  • Production and optimization of cellulases on pretreated groundnut shell by Aspergillus terreus AV49
    Journal of Scientific and Industrial Research, ISSN: 00224456, Pages: 281-286, Published: April 2005

  • Nitrogen fixation and hydrogen uptake in four cyanobacteria
    D Vyas

    International Journal of Hydrogen Energy, ISSN: 03603199, Pages: 163-168, Published: February 1995 Elsevier BV
    Abstract Anabaena variabilis, Nostoc spongiaeforme, Westiellopsis prolifica, and Nostoc sp. isolated from diverse local habitats fixed nitrogen under aerobic conditions, but the nitrogenase activity was greater in anaerobic conditions. Nitrogenase activity was highest in fluorescent light in the case of A. variabilis, W. prolifica and Nostoc sp., but that of N. spongiaeforme was higher in incandescent light. N. spongiaeforme showed high nitrogenase activity in blue light also, whereas the other three species had stronger activity in red light than in blue light. A concentration of H2 up to 20% enhanced the nitrogenase activity, but 25% was inhibitory in all of the four organisms. All the four strains were found capable of utilizing exogenous hydrogen. N. spongiaeforme showed higher H2 uptake activity both under aerobic and anaerobic conditions and its capacity for chromatic adaptation may partly account for such behaviour. Addition of DCMU inhibited hydrogen uptake in A. variabilis, W. prolifica and Nostoc sp. but not in N. spongiaeforme.

    Rashmi Tyagi, G. Srinivas, Deepak Vyas, Ashok Kumar, and H. D. Kumar

    Photochemistry and Photobiology, ISSN: 00318655, eISSN: 17511097, Pages: 401-407, Published: March 1992 Wiley
    The impact of UV-B radiation on growth, pigmentation and certain physiological processes has been studied in a N2-fixing chromatically adapting cyanobacterium, Nostoc spongiaeforme. A brownish form (phycoerythrin rich) was found to be more tolerant to UV-B than the blue-green (phycocyanin rich) form of N. spongiaeforme. Continuous exposure to UV-B (5.5 W m-2) for 90 min caused complete killing of the blue-green strain whereas the brown strain showed complete loss of survival after 180 min. Pigment content was more strongly inhibited in the blue-green strain than in the brown. Nitrogenase activity was completely abolished in both strains within 35 min of UV-B treatment. Restoration of nitrogenase occurred upon transfer to fluorescent or incandescent light after a lag of 5-6 h, suggesting fresh synthesis of nitrogenase. Unlike the above processes, in vivo nitrate reductase activity was stimulated by UV-B treatment, the degree of enhancement being significantly higher in the blue-green strain. Like the effect of UV-B on nitrogenase, 14CO2 uptake was also completely abolished by UV-B treatment in both strains.

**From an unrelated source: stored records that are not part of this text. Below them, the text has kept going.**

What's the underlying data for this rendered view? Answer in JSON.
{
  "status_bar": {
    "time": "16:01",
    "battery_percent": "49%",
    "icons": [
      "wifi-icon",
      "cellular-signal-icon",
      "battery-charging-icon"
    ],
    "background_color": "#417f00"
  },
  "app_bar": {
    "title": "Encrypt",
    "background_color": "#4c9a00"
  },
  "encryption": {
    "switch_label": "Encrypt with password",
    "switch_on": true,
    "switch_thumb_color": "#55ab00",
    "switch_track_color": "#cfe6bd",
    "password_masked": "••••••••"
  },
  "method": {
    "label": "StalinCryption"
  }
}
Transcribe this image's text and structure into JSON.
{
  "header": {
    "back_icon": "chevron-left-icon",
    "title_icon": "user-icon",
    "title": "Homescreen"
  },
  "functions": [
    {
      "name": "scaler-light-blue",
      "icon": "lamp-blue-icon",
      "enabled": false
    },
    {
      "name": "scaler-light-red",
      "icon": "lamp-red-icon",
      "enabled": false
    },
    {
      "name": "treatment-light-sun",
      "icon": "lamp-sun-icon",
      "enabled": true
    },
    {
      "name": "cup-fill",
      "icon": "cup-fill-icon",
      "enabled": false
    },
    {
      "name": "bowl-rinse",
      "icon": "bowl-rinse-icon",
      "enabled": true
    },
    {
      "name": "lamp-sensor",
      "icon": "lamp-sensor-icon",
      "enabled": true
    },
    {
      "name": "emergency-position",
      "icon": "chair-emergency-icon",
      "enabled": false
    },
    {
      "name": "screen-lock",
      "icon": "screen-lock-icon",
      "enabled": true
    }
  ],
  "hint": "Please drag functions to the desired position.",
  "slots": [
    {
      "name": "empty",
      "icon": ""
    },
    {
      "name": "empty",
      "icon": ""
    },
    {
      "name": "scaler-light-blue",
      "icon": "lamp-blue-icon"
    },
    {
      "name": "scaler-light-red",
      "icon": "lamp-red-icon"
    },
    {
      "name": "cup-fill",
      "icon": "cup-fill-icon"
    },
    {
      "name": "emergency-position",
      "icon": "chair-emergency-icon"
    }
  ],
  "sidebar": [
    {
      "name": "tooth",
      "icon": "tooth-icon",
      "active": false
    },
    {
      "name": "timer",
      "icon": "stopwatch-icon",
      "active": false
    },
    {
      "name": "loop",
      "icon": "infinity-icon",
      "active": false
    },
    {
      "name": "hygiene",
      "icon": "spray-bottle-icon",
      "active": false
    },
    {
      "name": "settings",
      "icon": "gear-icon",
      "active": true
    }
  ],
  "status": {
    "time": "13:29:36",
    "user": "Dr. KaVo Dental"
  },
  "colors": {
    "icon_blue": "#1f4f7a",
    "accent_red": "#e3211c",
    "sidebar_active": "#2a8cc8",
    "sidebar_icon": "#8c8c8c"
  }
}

Our findings suggest that UV-B may produce a deleterious effect on several metabolic activities of cyanobacteria, especially in cells lacking phycoerythrin. Strains containing phycoerythrin appear to be more tolerant to UV-B, probably because of their inherent property of adapting to a variety of light qualities.